In the end, the film reminded me of nothing so much as Plato’s Allegory of the Cave. In the classic story, people are chained in a dark cave. All they have ever seen are the shadows of people coming and going, of things happening, cast against a wall. To them, the shadows are all they know of the world, all that really exists. One day, one person manages to escape from the cave and discovered a rich, three-dimensional world full of colors and shapes, sights, sounds, and smells. He comes back to the cave and attempts to tell the others, but they don’t want to hear.
For Jack, the television is the same as the shadows. He sees people, places, objects, animals, and plants, which as far as he knows are as real as dark outlines on the wall—which is to say, not real. All Ma could tell him is that things like trees and oceans weren’t real because there wasn’t enough room for them. Their room was the limits of the known universe. When she decides to tell him the truth when he’s five, the boy predictably rebels—the way that most of us do when we are greeted with contradictory, unwelcome information. He rejects it. “This story”—the most important story in the world—“is boring,” Jack says. “This is the story you get,” the mother tells her son.
All parents make up stories to help their children understand the world before they are fully ready to do so, and some tales are taller than others. Ma did what she felt she had to do make sense of an incomprehensible situation for her son, which is something many mothers can probably relate with, even if their own circumstances are not quite so dire and extreme.
The problem for Ma is that she is not just someone who escaped the cave. She wasn’t always in the cave. She knew there was a bigger world because she had been there. Unlike the people in Plato’s allegory, she didn’t have to leave to know what she was missing . And in some sense she will never escape the cave. For a small child, though, the limits of the world are far harder to find.

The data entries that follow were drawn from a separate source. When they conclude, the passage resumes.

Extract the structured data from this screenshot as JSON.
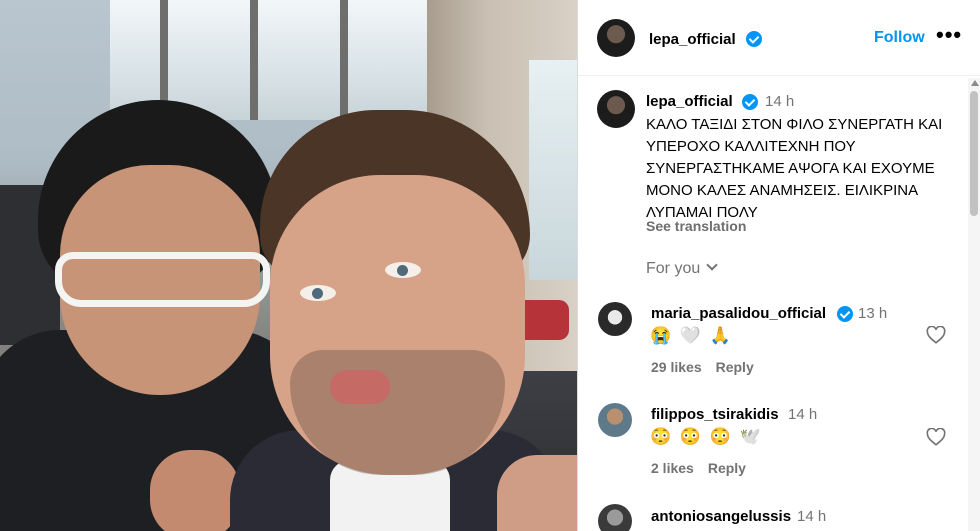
{
  "post": {
    "author": "lepa_official",
    "follow_label": "Follow",
    "more_label": "•••"
  },
  "caption": {
    "author": "lepa_official",
    "time": "14 h",
    "text": "ΚΑΛΟ ΤΑΞΙΔΙ ΣΤΟΝ ΦΙΛΟ ΣΥΝΕΡΓΑΤΗ ΚΑΙ ΥΠΕΡΟΧΟ ΚΑΛΛΙΤΕΧΝΗ ΠΟΥ ΣΥΝΕΡΓΑΣΤΗΚΑΜΕ ΑΨΟΓΑ ΚΑΙ ΕΧΟΥΜΕ ΜΟΝΟ ΚΑΛΕΣ ΑΝΑΜΗΣΕΙΣ. ΕΙΛΙΚΡΙΝΑ ΛΥΠΑΜΑΙ ΠΟΛΥ",
    "see_translation": "See translation",
    "for_you": "For you"
  },
  "comments": [
    {
      "username": "maria_pasalidou_official",
      "verified": true,
      "time": "13 h",
      "emojis": "😭 🤍 🙏",
      "likes": "29 likes",
      "reply": "Reply"
    },
    {
      "username": "filippos_tsirakidis",
      "verified": false,
      "time": "14 h",
      "emojis": "😳 😳 😳 🕊️",
      "likes": "2 likes",
      "reply": "Reply"
    },
    {
      "username": "antoniosangelussis",
      "verified": false,
      "time": "14 h"
    }
  ],
  "icons": {
    "header_avatar": "avatar-lepa",
    "verified": "verified-badge-icon",
    "heart": "heart-outline-icon",
    "chevron": "chevron-down-icon"
  },
  "colors": {
    "accent": "#0095f6",
    "secondary_text": "#737373"
  }
}
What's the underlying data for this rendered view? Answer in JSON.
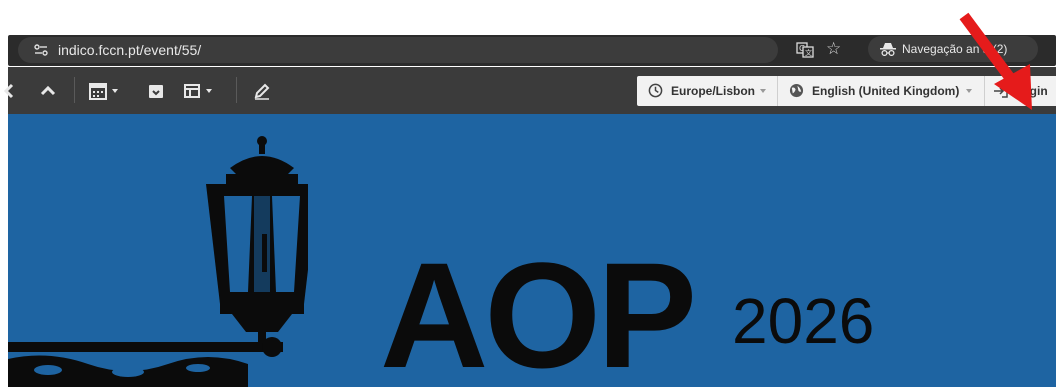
{
  "browser": {
    "url": "indico.fccn.pt/event/55/",
    "incognito_label": "Navegação an     a (2)",
    "icons": [
      "site-info-icon",
      "translate-icon",
      "star-icon",
      "incognito-icon"
    ]
  },
  "toolbar": {
    "left_icons": [
      "back-icon",
      "chevron-up-icon",
      "calendar-icon",
      "archive-icon",
      "layout-icon",
      "edit-pencil-icon"
    ],
    "timezone_label": "Europe/Lisbon",
    "language_label": "English (United Kingdom)",
    "login_label": "Login"
  },
  "banner": {
    "title": "AOP",
    "year": "2026",
    "colors": {
      "background": "#1e64a2",
      "text": "#0b0b0b"
    }
  },
  "annotation": {
    "type": "arrow",
    "color": "#e51b1b",
    "points_to": "login-button"
  }
}
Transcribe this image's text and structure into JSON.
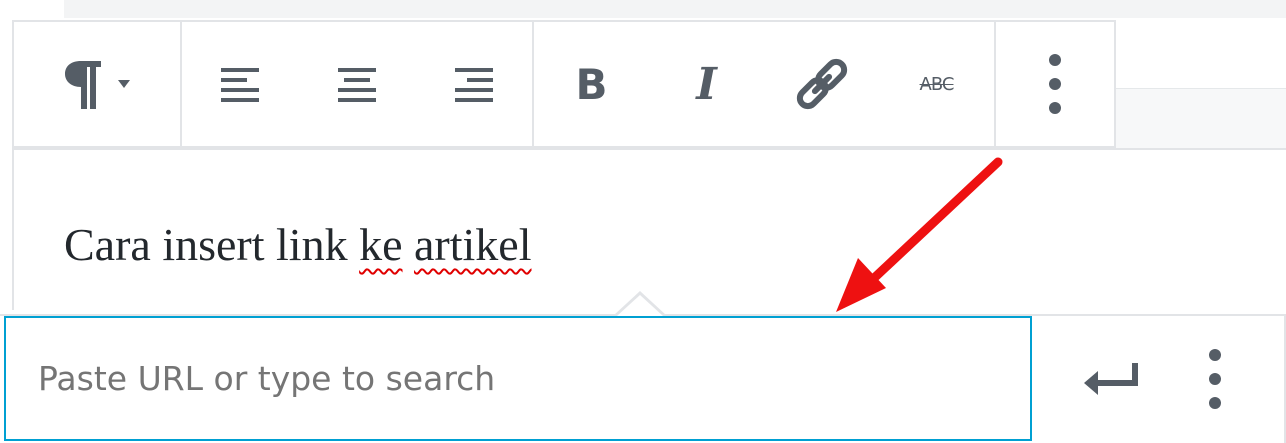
{
  "toolbar": {
    "paragraph_icon": "paragraph-icon",
    "paragraph_caret_icon": "caret-down-icon",
    "align_left_icon": "align-left-icon",
    "align_center_icon": "align-center-icon",
    "align_right_icon": "align-right-icon",
    "bold_label": "B",
    "italic_label": "I",
    "link_icon": "link-icon",
    "strikethrough_label": "ABC",
    "more_icon": "vertical-ellipsis-icon"
  },
  "content": {
    "text_before": "Cara insert link ",
    "misspelled_1": "ke",
    "space": " ",
    "misspelled_2": "artikel"
  },
  "link_popover": {
    "input_value": "",
    "input_placeholder": "Paste URL or type to search",
    "submit_icon": "enter-return-icon",
    "more_icon": "vertical-ellipsis-icon"
  },
  "annotation": {
    "arrow_color": "#ee1111"
  },
  "colors": {
    "accent": "#00a0d2",
    "icon": "#555d66",
    "border": "#e2e4e7",
    "text": "#23282d",
    "spellcheck": "#e00000"
  }
}
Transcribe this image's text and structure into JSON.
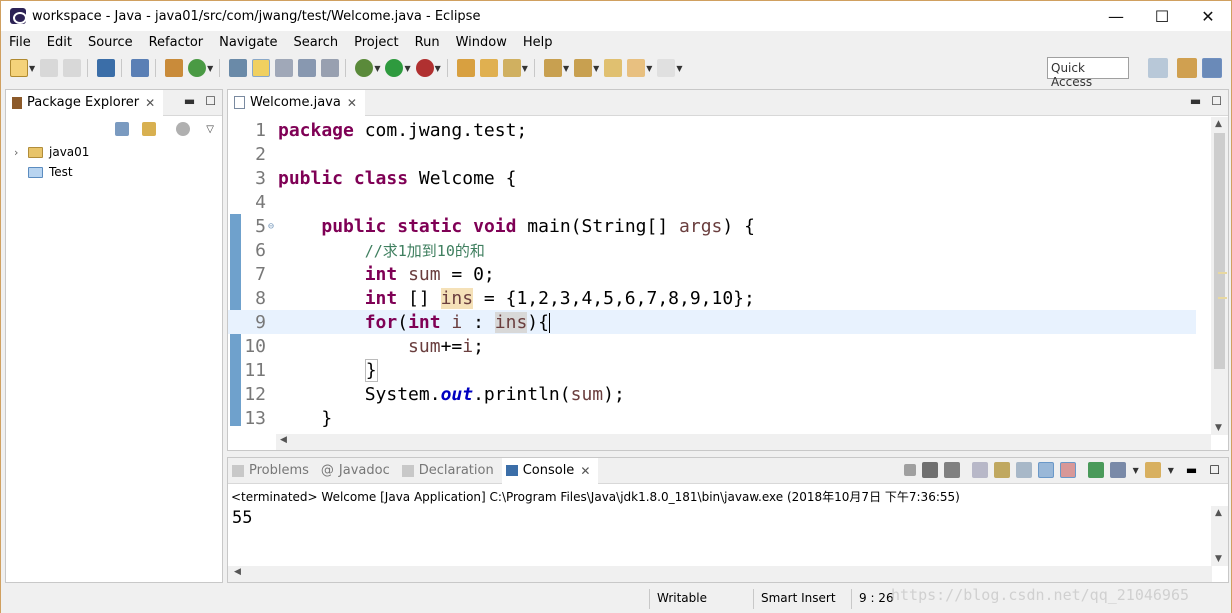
{
  "window": {
    "title": "workspace - Java - java01/src/com/jwang/test/Welcome.java - Eclipse",
    "minimize": "—",
    "maximize": "☐",
    "close": "✕"
  },
  "menu": [
    "File",
    "Edit",
    "Source",
    "Refactor",
    "Navigate",
    "Search",
    "Project",
    "Run",
    "Window",
    "Help"
  ],
  "toolbar": {
    "quick_access": "Quick Access"
  },
  "package_explorer": {
    "tab_label": "Package Explorer",
    "items": [
      {
        "label": "java01",
        "expandable": "›"
      },
      {
        "label": "Test"
      }
    ]
  },
  "editor": {
    "tab_label": "Welcome.java",
    "lines": [
      {
        "n": "1"
      },
      {
        "n": "2"
      },
      {
        "n": "3"
      },
      {
        "n": "4"
      },
      {
        "n": "5"
      },
      {
        "n": "6"
      },
      {
        "n": "7"
      },
      {
        "n": "8"
      },
      {
        "n": "9"
      },
      {
        "n": "10"
      },
      {
        "n": "11"
      },
      {
        "n": "12"
      },
      {
        "n": "13"
      }
    ],
    "code": {
      "l1_kw": "package",
      "l1_rest": " com.jwang.test;",
      "l3_kw1": "public",
      "l3_kw2": "class",
      "l3_rest": " Welcome {",
      "l5_kw1": "public",
      "l5_kw2": "static",
      "l5_kw3": "void",
      "l5_mid": " main(String[] ",
      "l5_var": "args",
      "l5_end": ") {",
      "l6_comment": "//求1加到10的和",
      "l7_kw": "int",
      "l7_var": "sum",
      "l7_rest": " = 0;",
      "l8_kw": "int",
      "l8_mid": " [] ",
      "l8_var": "ins",
      "l8_rest": " = {1,2,3,4,5,6,7,8,9,10};",
      "l9_kw1": "for",
      "l9_p": "(",
      "l9_kw2": "int",
      "l9_var1": "i",
      "l9_mid": " : ",
      "l9_var2": "ins",
      "l9_end": "){",
      "l10_var1": "sum",
      "l10_op": "+=",
      "l10_var2": "i",
      "l10_end": ";",
      "l11": "}",
      "l12_a": "System.",
      "l12_fld": "out",
      "l12_b": ".println(",
      "l12_var": "sum",
      "l12_c": ");",
      "l13": "}"
    }
  },
  "console": {
    "tabs": [
      "Problems",
      "Javadoc",
      "Declaration",
      "Console"
    ],
    "description": "<terminated> Welcome [Java Application] C:\\Program Files\\Java\\jdk1.8.0_181\\bin\\javaw.exe (2018年10月7日 下午7:36:55)",
    "output": "55"
  },
  "status": {
    "writable": "Writable",
    "insert_mode": "Smart Insert",
    "position": "9 : 26",
    "watermark": "https://blog.csdn.net/qq_21046965"
  },
  "colors": {
    "keyword": "#7f0055",
    "comment": "#3f7f5f",
    "variable": "#6a3e3e",
    "field": "#0000c0",
    "current_line": "#e8f2fe"
  }
}
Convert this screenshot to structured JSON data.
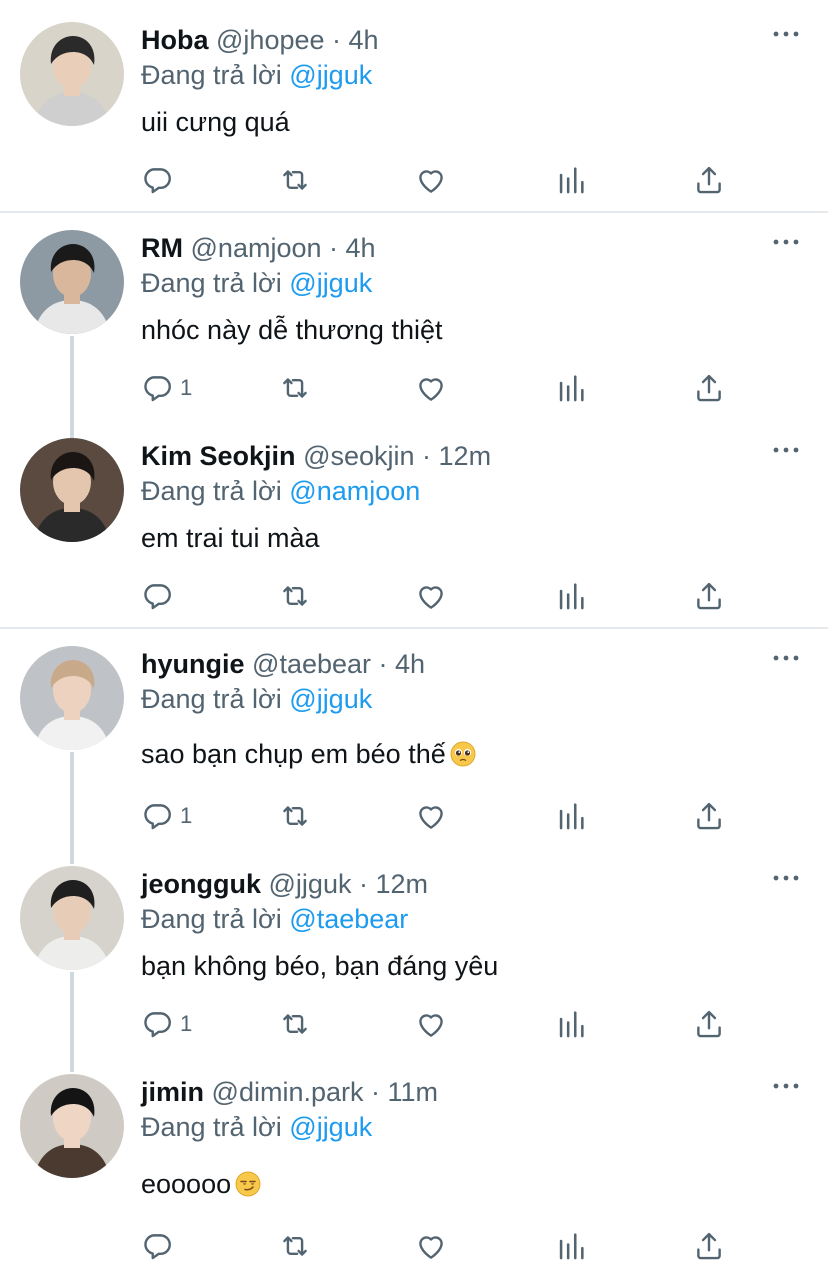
{
  "tweets": [
    {
      "name": "Hoba",
      "handle": "@jhopee",
      "time": "4h",
      "replying_label": "Đang trả lời",
      "replying_to": "@jjguk",
      "text": "uii cưng quá",
      "emoji": "",
      "reply_count": "",
      "avatar_colors": {
        "bg": "#d8d4c9",
        "hair": "#2a2a2a",
        "skin": "#e9cfb9",
        "cloth": "#cfcfcf"
      }
    },
    {
      "name": "RM",
      "handle": "@namjoon",
      "time": "4h",
      "replying_label": "Đang trả lời",
      "replying_to": "@jjguk",
      "text": "nhóc này dễ thương thiệt",
      "emoji": "",
      "reply_count": "1",
      "avatar_colors": {
        "bg": "#8d9aa3",
        "hair": "#1a1a1a",
        "skin": "#d9b79c",
        "cloth": "#e8e8e8"
      }
    },
    {
      "name": "Kim Seokjin",
      "handle": "@seokjin",
      "time": "12m",
      "replying_label": "Đang trả lời",
      "replying_to": "@namjoon",
      "text": "em trai tui màa",
      "emoji": "",
      "reply_count": "",
      "avatar_colors": {
        "bg": "#5a4a3f",
        "hair": "#1b1513",
        "skin": "#e4c6ae",
        "cloth": "#2a2a2a"
      }
    },
    {
      "name": "hyungie",
      "handle": "@taebear",
      "time": "4h",
      "replying_label": "Đang trả lời",
      "replying_to": "@jjguk",
      "text": "sao bạn chụp em béo thế",
      "emoji": "pleading-face",
      "reply_count": "1",
      "avatar_colors": {
        "bg": "#bfc3c7",
        "hair": "#c8a98a",
        "skin": "#ecd2bf",
        "cloth": "#f1f1f1"
      }
    },
    {
      "name": "jeongguk",
      "handle": "@jjguk",
      "time": "12m",
      "replying_label": "Đang trả lời",
      "replying_to": "@taebear",
      "text": "bạn không béo, bạn đáng yêu",
      "emoji": "",
      "reply_count": "1",
      "avatar_colors": {
        "bg": "#d6d3cc",
        "hair": "#1f1f1f",
        "skin": "#e7cdb8",
        "cloth": "#ededeb"
      }
    },
    {
      "name": "jimin",
      "handle": "@dimin.park",
      "time": "11m",
      "replying_label": "Đang trả lời",
      "replying_to": "@jjguk",
      "text": "eooooo",
      "emoji": "smirking-face",
      "reply_count": "",
      "avatar_colors": {
        "bg": "#cfcac4",
        "hair": "#141414",
        "skin": "#efd6c4",
        "cloth": "#4a3a30"
      }
    }
  ],
  "actions": {
    "reply_icon": "reply-icon",
    "retweet_icon": "retweet-icon",
    "like_icon": "like-icon",
    "views_icon": "views-icon",
    "share_icon": "share-icon",
    "more_icon": "more-icon"
  },
  "colors": {
    "text": "#0f1419",
    "secondary": "#536471",
    "mention": "#1d9bf0",
    "thread_line": "#cfd9de",
    "divider": "#e6e9eb"
  }
}
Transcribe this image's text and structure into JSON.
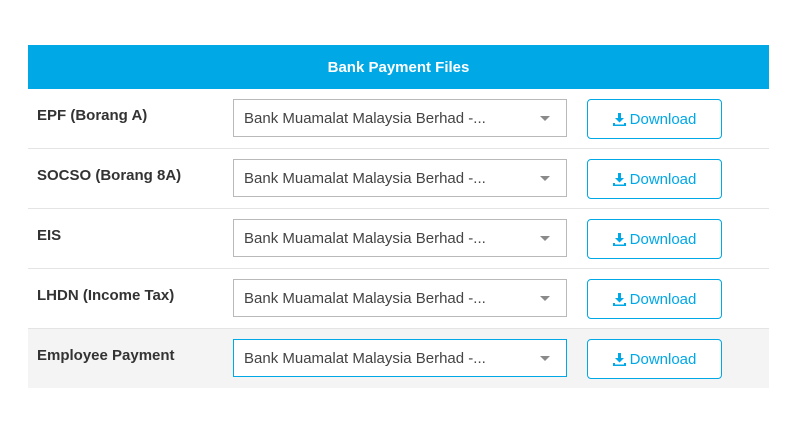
{
  "panel": {
    "title": "Bank Payment Files"
  },
  "rows": [
    {
      "label": "EPF (Borang A)",
      "bank": "Bank Muamalat Malaysia Berhad -...",
      "download_label": "Download"
    },
    {
      "label": "SOCSO (Borang 8A)",
      "bank": "Bank Muamalat Malaysia Berhad -...",
      "download_label": "Download"
    },
    {
      "label": "EIS",
      "bank": "Bank Muamalat Malaysia Berhad -...",
      "download_label": "Download"
    },
    {
      "label": "LHDN (Income Tax)",
      "bank": "Bank Muamalat Malaysia Berhad -...",
      "download_label": "Download"
    },
    {
      "label": "Employee Payment",
      "bank": "Bank Muamalat Malaysia Berhad -...",
      "download_label": "Download"
    }
  ],
  "colors": {
    "accent": "#00a8e6",
    "text": "#333333",
    "row_highlight": "#f4f4f4"
  },
  "icons": {
    "download": "download-icon",
    "dropdown": "chevron-down-icon"
  }
}
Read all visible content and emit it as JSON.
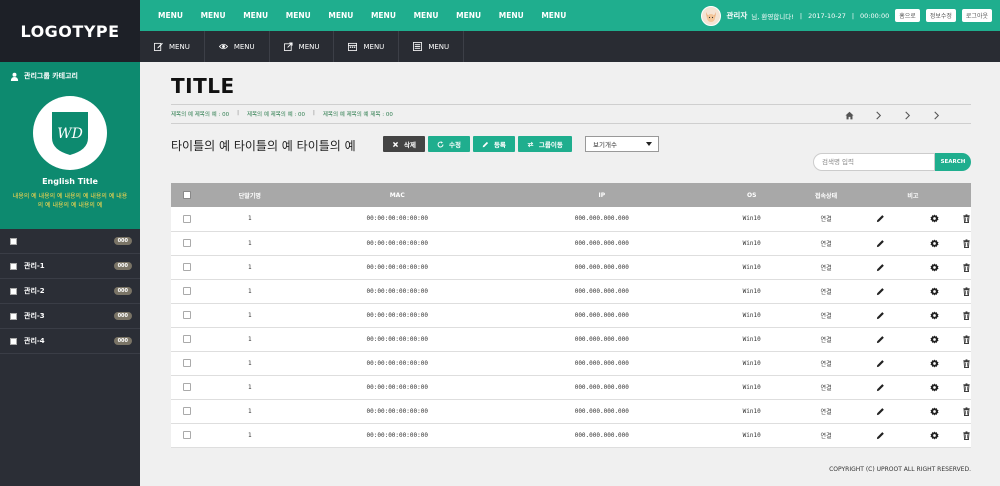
{
  "logo": "LOGOTYPE",
  "sidebar": {
    "category_title": "관리그룹 카테고리",
    "emblem_text": "WD",
    "english_title": "English Title",
    "description": "내용의 예 내용의 예 내용의 예 내용의 예 내용의 예 내용의 예 내용의 예",
    "items": [
      {
        "label": "",
        "badge": "000"
      },
      {
        "label": "관리-1",
        "badge": "000"
      },
      {
        "label": "관리-2",
        "badge": "000"
      },
      {
        "label": "관리-3",
        "badge": "000"
      },
      {
        "label": "관리-4",
        "badge": "000"
      }
    ]
  },
  "topbar": {
    "menus": [
      "MENU",
      "MENU",
      "MENU",
      "MENU",
      "MENU",
      "MENU",
      "MENU",
      "MENU",
      "MENU",
      "MENU"
    ],
    "user_name": "관리자",
    "greeting": "님, 환영합니다!",
    "date": "2017-10-27",
    "time": "00:00:00",
    "home_button": "홈으로",
    "edit_info_button": "정보수정",
    "logout_button": "로그아웃"
  },
  "subbar": {
    "items": [
      {
        "label": "MENU",
        "icon": "edit-icon"
      },
      {
        "label": "MENU",
        "icon": "eye-icon"
      },
      {
        "label": "MENU",
        "icon": "share-icon"
      },
      {
        "label": "MENU",
        "icon": "calendar-icon"
      },
      {
        "label": "MENU",
        "icon": "list-icon"
      }
    ]
  },
  "page": {
    "title": "TITLE",
    "breadcrumbs": [
      "제목의 예 제목의 예 : 00",
      "제목의 예 제목의 예 : 00",
      "제목의 예 제목의 예 제목 : 00"
    ],
    "section_title": "타이틀의 예 타이틀의 예 타이틀의 예",
    "actions": {
      "delete": "삭제",
      "edit": "수정",
      "register": "등록",
      "move_group": "그룹이동"
    },
    "view_count_label": "보기개수",
    "search": {
      "placeholder": "검색명 입력",
      "button": "SEARCH"
    },
    "footer": "COPYRIGHT (C) UPROOT ALL RIGHT RESERVED."
  },
  "table": {
    "headers": [
      "단말기명",
      "MAC",
      "IP",
      "OS",
      "접속상태",
      "비고"
    ],
    "rows": [
      {
        "name": "1",
        "mac": "00:00:00:00:00:00",
        "ip": "000.000.000.000",
        "os": "Win10",
        "status": "연결"
      },
      {
        "name": "1",
        "mac": "00:00:00:00:00:00",
        "ip": "000.000.000.000",
        "os": "Win10",
        "status": "연결"
      },
      {
        "name": "1",
        "mac": "00:00:00:00:00:00",
        "ip": "000.000.000.000",
        "os": "Win10",
        "status": "연결"
      },
      {
        "name": "1",
        "mac": "00:00:00:00:00:00",
        "ip": "000.000.000.000",
        "os": "Win10",
        "status": "연결"
      },
      {
        "name": "1",
        "mac": "00:00:00:00:00:00",
        "ip": "000.000.000.000",
        "os": "Win10",
        "status": "연결"
      },
      {
        "name": "1",
        "mac": "00:00:00:00:00:00",
        "ip": "000.000.000.000",
        "os": "Win10",
        "status": "연결"
      },
      {
        "name": "1",
        "mac": "00:00:00:00:00:00",
        "ip": "000.000.000.000",
        "os": "Win10",
        "status": "연결"
      },
      {
        "name": "1",
        "mac": "00:00:00:00:00:00",
        "ip": "000.000.000.000",
        "os": "Win10",
        "status": "연결"
      },
      {
        "name": "1",
        "mac": "00:00:00:00:00:00",
        "ip": "000.000.000.000",
        "os": "Win10",
        "status": "연결"
      },
      {
        "name": "1",
        "mac": "00:00:00:00:00:00",
        "ip": "000.000.000.000",
        "os": "Win10",
        "status": "연결"
      }
    ]
  },
  "colors": {
    "accent": "#1fae8e",
    "sidebar_panel": "#0d8a6f",
    "dark": "#292c33",
    "highlight": "#ffd84d"
  }
}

Note: I had already written about my favorite films of 2015 before seeing Room, but it easily shoots to the top of the list, rivaling the likes of Inside Out and Carol.